**What the task requires**
Your response should reproduce every line of the entries that contains the word "this".

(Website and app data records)
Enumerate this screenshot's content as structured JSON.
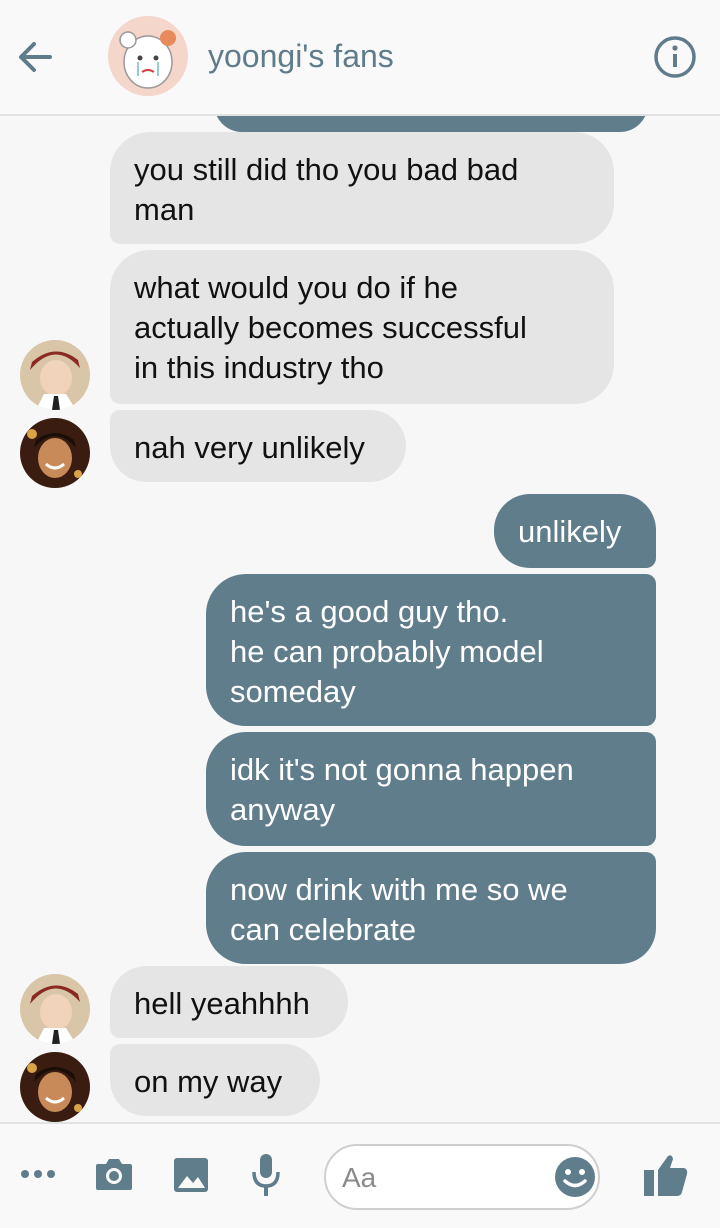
{
  "header": {
    "title": "yoongi's fans",
    "back_icon": "arrow-left-icon",
    "info_icon": "info-circle-icon"
  },
  "colors": {
    "accent": "#607d8b",
    "incoming_bubble": "#e5e5e5",
    "outgoing_bubble": "#607d8b",
    "title": "#5f7c8c"
  },
  "messages": [
    {
      "side": "in",
      "sender": "rm",
      "text": "you still did tho you bad bad\nman"
    },
    {
      "side": "in",
      "sender": "jin",
      "text": "what would you do if he\nactually becomes successful\nin this industry tho"
    },
    {
      "side": "in",
      "sender": "rm",
      "text": "nah very unlikely"
    },
    {
      "side": "out",
      "text": "unlikely"
    },
    {
      "side": "out",
      "text": "he's a good guy tho.\nhe can probably model\nsomeday"
    },
    {
      "side": "out",
      "text": "idk it's not gonna happen\nanyway"
    },
    {
      "side": "out",
      "text": "now drink with me so we\ncan celebrate"
    },
    {
      "side": "in",
      "sender": "jin",
      "text": "hell yeahhhh"
    },
    {
      "side": "in",
      "sender": "rm",
      "text": "on my way"
    }
  ],
  "composer": {
    "placeholder": "Aa",
    "icons": [
      "more-icon",
      "camera-icon",
      "image-icon",
      "microphone-icon",
      "emoji-icon",
      "thumbs-up-icon"
    ]
  }
}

**Response to the exercise**
Enumerate this screenshot's content as structured JSON.
      "text": "what would you do if he\nactually becomes successful\nin this industry tho"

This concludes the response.